(Items from an interface collection)
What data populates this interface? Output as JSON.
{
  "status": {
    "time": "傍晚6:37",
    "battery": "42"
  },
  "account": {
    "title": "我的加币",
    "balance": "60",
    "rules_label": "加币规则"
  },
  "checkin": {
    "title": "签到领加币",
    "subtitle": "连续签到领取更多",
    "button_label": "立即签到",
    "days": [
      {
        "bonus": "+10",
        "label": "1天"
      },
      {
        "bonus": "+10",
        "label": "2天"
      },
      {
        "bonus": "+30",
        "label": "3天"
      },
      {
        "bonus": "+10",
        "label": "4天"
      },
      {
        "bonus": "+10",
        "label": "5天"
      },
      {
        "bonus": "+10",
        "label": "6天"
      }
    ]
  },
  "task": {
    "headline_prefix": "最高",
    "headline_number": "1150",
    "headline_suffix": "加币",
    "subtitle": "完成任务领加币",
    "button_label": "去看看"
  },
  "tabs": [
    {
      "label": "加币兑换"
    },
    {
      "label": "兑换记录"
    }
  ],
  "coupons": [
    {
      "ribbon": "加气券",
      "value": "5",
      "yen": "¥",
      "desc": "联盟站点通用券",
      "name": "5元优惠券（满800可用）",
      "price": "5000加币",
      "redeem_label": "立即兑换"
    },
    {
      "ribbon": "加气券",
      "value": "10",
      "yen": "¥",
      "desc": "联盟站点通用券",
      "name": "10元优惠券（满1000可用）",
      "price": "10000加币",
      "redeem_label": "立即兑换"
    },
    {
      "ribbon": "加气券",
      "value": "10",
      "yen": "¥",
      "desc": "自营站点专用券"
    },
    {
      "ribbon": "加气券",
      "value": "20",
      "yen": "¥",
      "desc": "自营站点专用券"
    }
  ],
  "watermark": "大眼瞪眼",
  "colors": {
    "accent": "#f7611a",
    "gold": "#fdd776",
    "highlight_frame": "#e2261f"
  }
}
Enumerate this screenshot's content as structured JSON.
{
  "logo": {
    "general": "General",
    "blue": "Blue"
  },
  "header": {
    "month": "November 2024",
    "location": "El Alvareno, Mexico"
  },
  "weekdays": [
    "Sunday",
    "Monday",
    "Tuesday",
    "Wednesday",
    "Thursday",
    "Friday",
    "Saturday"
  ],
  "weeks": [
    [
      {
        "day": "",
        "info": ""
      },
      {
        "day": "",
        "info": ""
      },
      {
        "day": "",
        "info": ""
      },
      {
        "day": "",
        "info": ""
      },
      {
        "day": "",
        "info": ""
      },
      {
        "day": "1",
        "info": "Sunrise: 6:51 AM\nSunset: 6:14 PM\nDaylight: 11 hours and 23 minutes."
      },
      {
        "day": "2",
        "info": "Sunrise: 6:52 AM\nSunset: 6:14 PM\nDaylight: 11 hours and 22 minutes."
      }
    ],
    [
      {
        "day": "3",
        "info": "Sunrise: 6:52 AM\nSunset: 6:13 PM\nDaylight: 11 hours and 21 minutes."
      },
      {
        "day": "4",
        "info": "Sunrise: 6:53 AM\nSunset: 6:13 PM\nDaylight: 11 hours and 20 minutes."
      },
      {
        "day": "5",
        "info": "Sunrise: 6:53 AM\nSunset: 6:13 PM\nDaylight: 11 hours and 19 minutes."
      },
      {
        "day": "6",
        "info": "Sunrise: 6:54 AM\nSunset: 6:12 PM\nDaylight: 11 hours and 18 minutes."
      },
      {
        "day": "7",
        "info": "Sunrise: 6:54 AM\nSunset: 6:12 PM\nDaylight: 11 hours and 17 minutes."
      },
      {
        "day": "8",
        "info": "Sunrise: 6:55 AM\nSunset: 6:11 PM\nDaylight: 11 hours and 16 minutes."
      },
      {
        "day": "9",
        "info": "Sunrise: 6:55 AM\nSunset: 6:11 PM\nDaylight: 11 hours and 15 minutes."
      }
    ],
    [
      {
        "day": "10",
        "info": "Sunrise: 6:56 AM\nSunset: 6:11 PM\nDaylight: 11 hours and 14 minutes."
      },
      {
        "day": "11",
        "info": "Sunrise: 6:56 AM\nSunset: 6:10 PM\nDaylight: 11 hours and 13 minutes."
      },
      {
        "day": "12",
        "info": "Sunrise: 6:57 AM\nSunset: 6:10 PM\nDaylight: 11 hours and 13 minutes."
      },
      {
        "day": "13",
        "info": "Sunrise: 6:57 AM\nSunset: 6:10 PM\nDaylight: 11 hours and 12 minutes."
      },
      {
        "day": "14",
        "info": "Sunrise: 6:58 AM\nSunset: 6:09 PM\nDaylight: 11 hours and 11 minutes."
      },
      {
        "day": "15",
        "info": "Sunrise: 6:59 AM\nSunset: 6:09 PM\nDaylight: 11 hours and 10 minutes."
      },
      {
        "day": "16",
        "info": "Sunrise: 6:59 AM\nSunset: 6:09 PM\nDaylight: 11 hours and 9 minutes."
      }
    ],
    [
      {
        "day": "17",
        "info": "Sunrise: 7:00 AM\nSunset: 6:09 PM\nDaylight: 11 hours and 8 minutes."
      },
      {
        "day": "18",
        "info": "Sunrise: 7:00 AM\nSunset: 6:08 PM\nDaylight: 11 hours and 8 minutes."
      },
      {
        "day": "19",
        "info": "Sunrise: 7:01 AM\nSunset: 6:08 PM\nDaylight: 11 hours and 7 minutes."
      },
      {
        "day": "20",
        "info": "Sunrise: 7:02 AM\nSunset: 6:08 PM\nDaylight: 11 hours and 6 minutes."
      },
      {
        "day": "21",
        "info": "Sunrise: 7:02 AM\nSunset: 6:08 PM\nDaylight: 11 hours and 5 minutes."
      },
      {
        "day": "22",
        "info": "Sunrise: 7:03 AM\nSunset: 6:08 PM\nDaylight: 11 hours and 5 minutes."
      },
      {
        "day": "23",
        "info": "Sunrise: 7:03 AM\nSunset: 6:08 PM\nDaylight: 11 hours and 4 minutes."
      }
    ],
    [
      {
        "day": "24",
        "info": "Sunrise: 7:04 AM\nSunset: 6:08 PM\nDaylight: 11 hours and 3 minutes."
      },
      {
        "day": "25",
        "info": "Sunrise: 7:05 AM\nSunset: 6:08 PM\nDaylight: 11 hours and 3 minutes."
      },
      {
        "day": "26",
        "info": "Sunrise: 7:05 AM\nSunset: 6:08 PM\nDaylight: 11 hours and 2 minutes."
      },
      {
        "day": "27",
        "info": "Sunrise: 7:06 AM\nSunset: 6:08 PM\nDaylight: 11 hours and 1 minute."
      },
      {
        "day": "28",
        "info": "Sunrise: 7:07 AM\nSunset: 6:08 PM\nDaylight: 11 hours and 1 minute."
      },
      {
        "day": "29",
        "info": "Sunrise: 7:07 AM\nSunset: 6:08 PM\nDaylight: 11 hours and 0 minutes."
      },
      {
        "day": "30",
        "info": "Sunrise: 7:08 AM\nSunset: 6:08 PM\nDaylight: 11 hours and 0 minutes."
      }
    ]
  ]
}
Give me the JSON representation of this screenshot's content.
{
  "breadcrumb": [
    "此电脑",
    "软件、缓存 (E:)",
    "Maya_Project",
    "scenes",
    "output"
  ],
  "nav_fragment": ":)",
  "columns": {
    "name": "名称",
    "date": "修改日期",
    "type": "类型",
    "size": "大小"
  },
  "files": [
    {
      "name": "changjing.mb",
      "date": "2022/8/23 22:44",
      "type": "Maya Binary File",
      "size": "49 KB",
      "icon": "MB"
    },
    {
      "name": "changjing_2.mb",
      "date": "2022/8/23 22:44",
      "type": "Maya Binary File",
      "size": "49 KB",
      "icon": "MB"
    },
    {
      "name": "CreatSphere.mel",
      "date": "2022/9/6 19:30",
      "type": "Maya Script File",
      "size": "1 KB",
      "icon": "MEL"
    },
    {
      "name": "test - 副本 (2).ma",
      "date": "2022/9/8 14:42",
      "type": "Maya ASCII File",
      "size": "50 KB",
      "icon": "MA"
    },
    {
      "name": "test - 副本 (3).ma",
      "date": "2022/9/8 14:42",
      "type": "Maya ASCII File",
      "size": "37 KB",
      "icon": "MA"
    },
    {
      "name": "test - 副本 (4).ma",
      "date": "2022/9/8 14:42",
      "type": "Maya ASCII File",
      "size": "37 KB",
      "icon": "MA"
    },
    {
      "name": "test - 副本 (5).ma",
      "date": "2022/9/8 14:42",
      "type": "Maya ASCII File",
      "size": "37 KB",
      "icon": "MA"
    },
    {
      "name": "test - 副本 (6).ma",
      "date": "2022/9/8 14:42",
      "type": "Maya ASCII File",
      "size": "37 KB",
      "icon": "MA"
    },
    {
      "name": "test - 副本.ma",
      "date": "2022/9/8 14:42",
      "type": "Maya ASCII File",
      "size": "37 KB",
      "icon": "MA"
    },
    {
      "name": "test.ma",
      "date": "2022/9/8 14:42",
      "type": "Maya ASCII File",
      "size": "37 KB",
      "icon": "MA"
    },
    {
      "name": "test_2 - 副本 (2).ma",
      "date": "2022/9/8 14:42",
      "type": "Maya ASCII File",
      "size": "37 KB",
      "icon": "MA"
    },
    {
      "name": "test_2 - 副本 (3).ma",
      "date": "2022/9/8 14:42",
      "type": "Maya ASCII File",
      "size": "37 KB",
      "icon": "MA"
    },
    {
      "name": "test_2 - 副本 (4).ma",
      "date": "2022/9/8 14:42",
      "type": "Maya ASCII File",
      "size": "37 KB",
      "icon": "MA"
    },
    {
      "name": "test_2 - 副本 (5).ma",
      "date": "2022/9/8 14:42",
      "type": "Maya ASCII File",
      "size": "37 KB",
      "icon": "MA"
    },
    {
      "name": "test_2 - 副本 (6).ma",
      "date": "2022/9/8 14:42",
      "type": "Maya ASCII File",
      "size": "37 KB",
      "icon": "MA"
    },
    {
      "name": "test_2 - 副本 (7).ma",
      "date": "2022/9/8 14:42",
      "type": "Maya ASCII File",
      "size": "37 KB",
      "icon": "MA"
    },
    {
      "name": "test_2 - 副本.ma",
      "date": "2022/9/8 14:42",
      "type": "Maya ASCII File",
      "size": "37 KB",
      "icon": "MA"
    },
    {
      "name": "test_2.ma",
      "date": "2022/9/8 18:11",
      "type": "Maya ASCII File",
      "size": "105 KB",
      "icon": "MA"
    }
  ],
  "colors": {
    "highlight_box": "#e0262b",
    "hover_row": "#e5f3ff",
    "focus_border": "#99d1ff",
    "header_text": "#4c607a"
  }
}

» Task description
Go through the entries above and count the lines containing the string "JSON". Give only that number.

» Finished task
3